          An explanation (by example) of without loss of generali­ty might be of value here, for it would surely not be wise to ask the present reader to accept my preceding paragraph on my own authority, either:  In proving by use of a coordinate system the theorem that the medians of a triangle meet at a point, a mathe­matician might begin by saying, "Let ABC be the triangle.  Without loss of generality, suppose A is at the origin (0,0) and AB is along the x-axis with B at the point (b,0)." 

          It is thus asserted, in other words, that prov­ing the theorem for this specially placed triangle proves it for all other triangles.  Had the proof begun by asking, in addition, that the point C be given the coordinates (b,b), the mathemati­cian could be called to order for inap­propri­ate use of "WOLOG" (a common informal abbreviation for without loss of generality, so frequent and so little idiosyncratic is the use of the term), for the triangle thus specified would a right triangle, and proving things for a right triangle is not proving it for all triangles.

          Why, on the contrary, does placing two of the vertices at (0,0) and (0,b) fail to lose generality?  Surely not every tri­angle in the plane oc­cupies so particular a position.  Isn't this mathematician cheating a bit, making it easier for himself by this ploy, intimidating his less secure readers by some claim to authority? 

          Well, it is the genius of the entire method of coor­di­nates, that the Euclidean properties of Eu­clidean figures remain in­variant under rigid motions, that concurrence and distances are Euclidean properties in this sense, and that there is always a rigid motion which will bring any triangle, wher­ever placed initially, to the posi­tion described in this proof. 

          Now the whole story of how Euclidean geometry can be got at via coordinate systems is really quite long  Not everyone has learned these things, and a high school student using analytic geometry for the first time often does take such missing links on faith, sometimes not even noticing that anything is missing.  If the mathe­matician were writing for that high school student he might well avoid "WOLOG" and provide a longer explanation.  Yet mathe­ma­tical and scien­tific ex­position would come to a stop if all papers began "at the begin­ning."  Mathematical research papers, especially, are father from first principles than most expositions because directed at profes­sional mathematicians.  

          On the other hand, the path back, from where the ex­positor is now, to where the first prin­ciples are to be found, must always be visible.  In tack­ling this theorem about the centroid of a triangle my imagined author is pre­suming the reader has already come a certain distance in analytic geome­try.  Yet rather than merely placing the tri­angle's base on the x-axis with a vertex at the origin, this particular ex­position makes a point of reminding the reader, via "WOLOG", that there is no sleight-of-hand at work.
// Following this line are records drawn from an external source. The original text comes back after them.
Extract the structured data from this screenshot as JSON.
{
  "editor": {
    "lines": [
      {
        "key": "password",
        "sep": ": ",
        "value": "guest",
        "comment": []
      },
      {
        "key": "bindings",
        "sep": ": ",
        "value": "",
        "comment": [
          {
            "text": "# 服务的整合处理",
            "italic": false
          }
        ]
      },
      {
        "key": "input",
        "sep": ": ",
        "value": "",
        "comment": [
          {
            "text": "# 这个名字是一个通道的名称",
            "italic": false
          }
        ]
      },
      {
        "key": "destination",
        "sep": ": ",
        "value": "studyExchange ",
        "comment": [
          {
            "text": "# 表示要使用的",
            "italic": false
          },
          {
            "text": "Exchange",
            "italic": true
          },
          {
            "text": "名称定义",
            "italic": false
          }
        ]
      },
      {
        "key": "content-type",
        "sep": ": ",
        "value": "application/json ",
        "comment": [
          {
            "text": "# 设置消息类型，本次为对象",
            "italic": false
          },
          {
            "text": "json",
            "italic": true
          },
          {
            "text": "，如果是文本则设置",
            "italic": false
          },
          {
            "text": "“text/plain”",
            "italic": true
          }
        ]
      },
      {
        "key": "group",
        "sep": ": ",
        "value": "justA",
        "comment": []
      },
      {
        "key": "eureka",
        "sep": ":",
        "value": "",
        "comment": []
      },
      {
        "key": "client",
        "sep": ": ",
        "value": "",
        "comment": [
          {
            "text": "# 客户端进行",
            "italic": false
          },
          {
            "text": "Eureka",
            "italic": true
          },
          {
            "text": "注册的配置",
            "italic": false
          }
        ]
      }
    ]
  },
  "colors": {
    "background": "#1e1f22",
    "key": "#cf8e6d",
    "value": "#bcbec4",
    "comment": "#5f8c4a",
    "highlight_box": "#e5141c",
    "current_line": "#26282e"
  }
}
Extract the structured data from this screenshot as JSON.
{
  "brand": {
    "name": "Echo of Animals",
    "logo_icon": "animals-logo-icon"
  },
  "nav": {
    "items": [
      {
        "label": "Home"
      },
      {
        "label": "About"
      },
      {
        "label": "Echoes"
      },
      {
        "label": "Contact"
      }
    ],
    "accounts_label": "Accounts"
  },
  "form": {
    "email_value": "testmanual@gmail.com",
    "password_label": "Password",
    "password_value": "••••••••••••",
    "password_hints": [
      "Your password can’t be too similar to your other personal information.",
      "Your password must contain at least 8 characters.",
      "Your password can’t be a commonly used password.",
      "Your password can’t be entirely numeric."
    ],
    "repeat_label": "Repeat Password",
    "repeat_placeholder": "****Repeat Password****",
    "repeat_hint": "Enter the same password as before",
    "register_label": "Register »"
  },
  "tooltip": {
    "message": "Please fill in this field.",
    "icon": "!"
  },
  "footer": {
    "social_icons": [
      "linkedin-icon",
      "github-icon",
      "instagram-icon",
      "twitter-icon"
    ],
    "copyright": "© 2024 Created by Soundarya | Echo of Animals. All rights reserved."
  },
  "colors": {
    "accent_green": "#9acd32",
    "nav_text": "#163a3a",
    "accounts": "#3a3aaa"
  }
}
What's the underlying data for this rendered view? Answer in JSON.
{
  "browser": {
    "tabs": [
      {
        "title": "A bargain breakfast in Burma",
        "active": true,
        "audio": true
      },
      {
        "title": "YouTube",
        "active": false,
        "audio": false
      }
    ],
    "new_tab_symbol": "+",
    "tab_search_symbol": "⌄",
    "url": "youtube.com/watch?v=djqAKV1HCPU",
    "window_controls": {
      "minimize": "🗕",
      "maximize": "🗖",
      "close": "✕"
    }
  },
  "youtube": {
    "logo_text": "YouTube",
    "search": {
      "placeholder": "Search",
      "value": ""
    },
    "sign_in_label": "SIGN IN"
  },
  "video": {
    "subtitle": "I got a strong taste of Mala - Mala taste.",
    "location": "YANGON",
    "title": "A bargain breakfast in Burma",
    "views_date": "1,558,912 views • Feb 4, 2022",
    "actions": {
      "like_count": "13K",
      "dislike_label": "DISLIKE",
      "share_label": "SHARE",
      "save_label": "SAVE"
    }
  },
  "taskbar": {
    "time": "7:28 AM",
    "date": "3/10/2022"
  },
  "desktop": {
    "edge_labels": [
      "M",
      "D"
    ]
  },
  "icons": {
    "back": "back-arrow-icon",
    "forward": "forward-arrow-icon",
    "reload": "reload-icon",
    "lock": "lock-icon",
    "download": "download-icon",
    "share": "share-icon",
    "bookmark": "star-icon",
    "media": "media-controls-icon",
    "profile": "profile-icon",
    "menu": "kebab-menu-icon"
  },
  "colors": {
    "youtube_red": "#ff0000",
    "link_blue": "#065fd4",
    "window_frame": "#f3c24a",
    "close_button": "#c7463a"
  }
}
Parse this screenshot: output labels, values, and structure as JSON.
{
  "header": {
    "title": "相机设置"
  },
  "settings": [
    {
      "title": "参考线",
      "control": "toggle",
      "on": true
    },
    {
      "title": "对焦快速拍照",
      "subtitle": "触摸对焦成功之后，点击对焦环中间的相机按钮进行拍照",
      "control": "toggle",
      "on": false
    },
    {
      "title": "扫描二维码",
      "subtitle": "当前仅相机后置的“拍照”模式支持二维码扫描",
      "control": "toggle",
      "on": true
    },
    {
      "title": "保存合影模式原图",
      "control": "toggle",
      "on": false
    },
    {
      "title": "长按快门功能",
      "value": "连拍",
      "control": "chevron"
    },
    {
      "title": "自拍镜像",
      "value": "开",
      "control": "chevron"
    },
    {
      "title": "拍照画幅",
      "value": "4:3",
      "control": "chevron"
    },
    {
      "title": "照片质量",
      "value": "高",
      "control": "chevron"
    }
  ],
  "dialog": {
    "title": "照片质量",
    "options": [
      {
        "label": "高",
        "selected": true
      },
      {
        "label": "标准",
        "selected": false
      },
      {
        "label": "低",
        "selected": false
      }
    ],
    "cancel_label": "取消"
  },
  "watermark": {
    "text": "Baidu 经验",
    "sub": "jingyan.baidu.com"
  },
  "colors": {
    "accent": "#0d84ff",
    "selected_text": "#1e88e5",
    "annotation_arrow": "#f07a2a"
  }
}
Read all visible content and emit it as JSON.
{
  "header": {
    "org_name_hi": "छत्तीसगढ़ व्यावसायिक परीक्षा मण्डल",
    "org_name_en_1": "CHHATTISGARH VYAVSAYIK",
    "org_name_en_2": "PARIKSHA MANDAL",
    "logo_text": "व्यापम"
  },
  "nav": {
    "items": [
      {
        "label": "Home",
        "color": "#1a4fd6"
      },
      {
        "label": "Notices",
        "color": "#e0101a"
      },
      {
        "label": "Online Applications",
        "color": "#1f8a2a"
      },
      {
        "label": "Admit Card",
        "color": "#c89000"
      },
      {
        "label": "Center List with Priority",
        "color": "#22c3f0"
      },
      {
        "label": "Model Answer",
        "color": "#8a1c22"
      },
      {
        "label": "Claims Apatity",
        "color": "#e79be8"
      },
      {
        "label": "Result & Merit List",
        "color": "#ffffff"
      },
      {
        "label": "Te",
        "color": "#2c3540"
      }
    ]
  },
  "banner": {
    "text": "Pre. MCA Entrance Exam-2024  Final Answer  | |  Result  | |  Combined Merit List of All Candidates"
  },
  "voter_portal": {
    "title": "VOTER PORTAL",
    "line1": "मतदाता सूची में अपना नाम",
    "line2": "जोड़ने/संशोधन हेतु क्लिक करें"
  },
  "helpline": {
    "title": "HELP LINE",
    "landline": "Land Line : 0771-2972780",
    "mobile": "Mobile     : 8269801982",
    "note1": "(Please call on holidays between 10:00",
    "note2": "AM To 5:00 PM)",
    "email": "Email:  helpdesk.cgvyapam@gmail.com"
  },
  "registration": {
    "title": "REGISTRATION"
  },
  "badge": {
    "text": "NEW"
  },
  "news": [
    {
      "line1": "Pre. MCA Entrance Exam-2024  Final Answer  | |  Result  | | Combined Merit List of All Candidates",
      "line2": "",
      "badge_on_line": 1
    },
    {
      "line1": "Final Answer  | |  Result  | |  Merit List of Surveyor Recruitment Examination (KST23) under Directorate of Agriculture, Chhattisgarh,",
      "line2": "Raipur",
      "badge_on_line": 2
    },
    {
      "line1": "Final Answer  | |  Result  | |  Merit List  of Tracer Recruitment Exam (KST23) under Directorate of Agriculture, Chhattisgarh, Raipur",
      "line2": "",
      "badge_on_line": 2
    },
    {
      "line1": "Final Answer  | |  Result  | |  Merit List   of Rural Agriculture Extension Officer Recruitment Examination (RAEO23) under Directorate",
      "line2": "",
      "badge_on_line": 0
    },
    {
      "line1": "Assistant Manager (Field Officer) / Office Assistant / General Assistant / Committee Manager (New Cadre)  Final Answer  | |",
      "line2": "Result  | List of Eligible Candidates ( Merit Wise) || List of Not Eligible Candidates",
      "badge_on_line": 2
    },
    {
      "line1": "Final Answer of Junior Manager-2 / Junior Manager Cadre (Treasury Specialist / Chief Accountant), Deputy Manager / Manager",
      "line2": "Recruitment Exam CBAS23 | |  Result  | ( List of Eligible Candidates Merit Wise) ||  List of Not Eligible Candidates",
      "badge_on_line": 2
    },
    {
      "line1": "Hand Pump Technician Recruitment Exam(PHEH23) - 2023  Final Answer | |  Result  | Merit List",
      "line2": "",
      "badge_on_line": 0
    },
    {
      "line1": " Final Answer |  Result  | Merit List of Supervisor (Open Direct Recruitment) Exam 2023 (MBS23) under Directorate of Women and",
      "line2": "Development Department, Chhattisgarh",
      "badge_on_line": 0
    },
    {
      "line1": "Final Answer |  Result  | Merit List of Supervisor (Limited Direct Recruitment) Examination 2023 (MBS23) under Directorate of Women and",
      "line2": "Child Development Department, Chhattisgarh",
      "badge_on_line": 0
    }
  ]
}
          Far from being an appeal to authori­ty, the phrase without loss of genera­lity is a reminder that some "first principles," or some of the inter­vening logical paths, are being omitted, so that the uncomprehending reader, who might otherwise think him­self obtuse for not seeing why the proof for the spe­cial case proves them all, is given the more pleasant infor­mation that he is merely missing some information.   At the same time, the comprehen­ding read­er, the author's expected audience, is saved some tedium.  So with the other phrases cited by Burton and Morgan as assertions of authority.  Take it from me, they are no such thing.

 

                                                Sincerely yours,

 

                                                Ralph A. Raimi